I rarely wear my trench coat around Jackson, but walking the streets of New York in February makes a trench coat a wonderful garment to own.
Fortunately, New York City restaurants are ready for February weather. Every single place I went for dinner in my several visits to the city had a coat check near the front door. It makes sense, too. Space is a premium. Having your coats at the table would not only be a nuisance to manage in your tight confines, it would be in the way of the wait staff and other patrons passing between the shoe-horned tables. Coat checks in a NYC restaurant are a must.
Another place where coat checks would make perfect sense is every retailer north of the Mason-Dixon Line.
If your customer is wearing her heavy coat to avoid the chilly air while making her holiday rounds, when she steps into your store she has three options:
- Continue wearing her coat and hope you have the thermostat set to 60 (which would cause your staff to revolt).
- Take off her coat and carry it around, keeping her arms occupied and unable to pick up as many items as you would hope.
- Leave her coat in the car and brave the chilly walk to your front door just to have the convenience of shopping coat-free.
She really has to love your store for that last one to happen, so we’ll consider that person an evangelist.
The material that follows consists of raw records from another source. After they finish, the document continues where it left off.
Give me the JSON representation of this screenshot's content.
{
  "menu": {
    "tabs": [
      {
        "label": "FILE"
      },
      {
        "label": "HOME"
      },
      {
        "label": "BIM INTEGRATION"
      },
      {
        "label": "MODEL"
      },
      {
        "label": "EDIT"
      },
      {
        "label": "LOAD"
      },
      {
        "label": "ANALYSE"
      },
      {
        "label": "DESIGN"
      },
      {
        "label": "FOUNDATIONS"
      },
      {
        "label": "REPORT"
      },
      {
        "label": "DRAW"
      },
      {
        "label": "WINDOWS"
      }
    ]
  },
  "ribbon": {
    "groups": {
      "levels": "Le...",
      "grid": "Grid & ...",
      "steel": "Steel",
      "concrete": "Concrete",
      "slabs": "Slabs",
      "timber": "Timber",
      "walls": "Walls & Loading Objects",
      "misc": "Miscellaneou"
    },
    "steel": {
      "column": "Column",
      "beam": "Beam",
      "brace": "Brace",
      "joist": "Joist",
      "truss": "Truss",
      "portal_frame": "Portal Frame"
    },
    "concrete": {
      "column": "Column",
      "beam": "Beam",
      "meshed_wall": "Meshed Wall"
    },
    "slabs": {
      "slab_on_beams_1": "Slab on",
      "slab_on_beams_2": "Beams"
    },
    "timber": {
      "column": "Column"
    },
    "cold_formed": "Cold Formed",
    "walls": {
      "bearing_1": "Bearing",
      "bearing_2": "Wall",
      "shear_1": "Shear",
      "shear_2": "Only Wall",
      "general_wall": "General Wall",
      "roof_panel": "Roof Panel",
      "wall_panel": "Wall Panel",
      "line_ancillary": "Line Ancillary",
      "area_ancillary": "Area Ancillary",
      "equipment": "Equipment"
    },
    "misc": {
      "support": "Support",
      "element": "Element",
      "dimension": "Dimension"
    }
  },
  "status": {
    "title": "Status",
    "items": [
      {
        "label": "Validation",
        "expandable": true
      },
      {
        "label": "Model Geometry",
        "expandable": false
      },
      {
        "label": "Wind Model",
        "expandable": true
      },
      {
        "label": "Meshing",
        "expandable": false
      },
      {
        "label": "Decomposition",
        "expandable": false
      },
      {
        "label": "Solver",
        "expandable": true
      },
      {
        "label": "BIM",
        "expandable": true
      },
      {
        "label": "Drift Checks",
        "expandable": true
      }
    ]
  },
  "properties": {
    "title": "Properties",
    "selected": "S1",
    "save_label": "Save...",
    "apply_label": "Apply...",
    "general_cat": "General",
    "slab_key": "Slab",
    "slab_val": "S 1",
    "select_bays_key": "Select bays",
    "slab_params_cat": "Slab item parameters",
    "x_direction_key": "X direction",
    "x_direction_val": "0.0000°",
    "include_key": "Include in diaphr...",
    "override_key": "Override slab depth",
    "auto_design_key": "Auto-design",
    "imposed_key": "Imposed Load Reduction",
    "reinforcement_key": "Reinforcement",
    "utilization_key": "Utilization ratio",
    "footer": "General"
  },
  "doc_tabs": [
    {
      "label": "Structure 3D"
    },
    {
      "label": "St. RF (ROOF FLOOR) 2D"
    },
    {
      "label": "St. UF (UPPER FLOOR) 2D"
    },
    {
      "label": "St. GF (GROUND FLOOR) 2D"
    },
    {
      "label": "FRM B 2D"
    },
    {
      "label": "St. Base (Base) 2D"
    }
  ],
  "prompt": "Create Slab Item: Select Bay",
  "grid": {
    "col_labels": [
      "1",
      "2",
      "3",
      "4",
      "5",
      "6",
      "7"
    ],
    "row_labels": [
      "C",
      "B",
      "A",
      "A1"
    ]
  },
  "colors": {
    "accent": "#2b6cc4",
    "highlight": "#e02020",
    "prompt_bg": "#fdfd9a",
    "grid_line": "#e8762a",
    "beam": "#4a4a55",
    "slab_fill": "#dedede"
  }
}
But the other two options are killers for your sales. They either limit her time in the store before she overheats, or limit the amount of items she can juggle up to the register.
Your options are simple …
Either have a personal shopper for everyone that comes through your door so that she can carry her coat while you carry her stuff, or have a coat check to make her shopping more comfortable. Not everyone will take you up on it, but the ripple effect will be enormous.
First, you’re gonna stand out in the crowd. How many retailers care so much about their customers that they would even think to offer a coat check? Even the customers who don’t check their coats will be impressed and may even talk about you to their friends.
Second, you’re gonna get higher tickets. Paco Underhill and anyone who has ever studied retail knows that the longer someone stays in your store the more they are likely to buy. Both Rick Segal and Bob Negan are of the selling mindset that you “show until they say no.”
This is the season to win the hearts of your customers. You don’t do that with sales and discounts. The transactional customers are only loyal to the price. Your relational customers, however, will recognize your caring, and notice that you put their needs above your own. That wins trust. That wins the heart.
PS It is all about exceeding your customers’ expectations to Surprise and Delight them. Whenever you come up with an amazing idea and someone says, “but no retailer ever does that,” you need to run with it and be the first.
PPS No, we didn’t have a coat check at Toy House. We should have had one, but I didn’t get this idea until our last season. Fortunately for us, we had shopping carts and aisles wide enough to handle them. Most customers put their coats in their carts and resumed shopping. Sometimes, especially in our baby department, they would leave their coats at the desk while they studied crib sets and furniture options. Don’t wait until it is too late to take amazing care of your customers.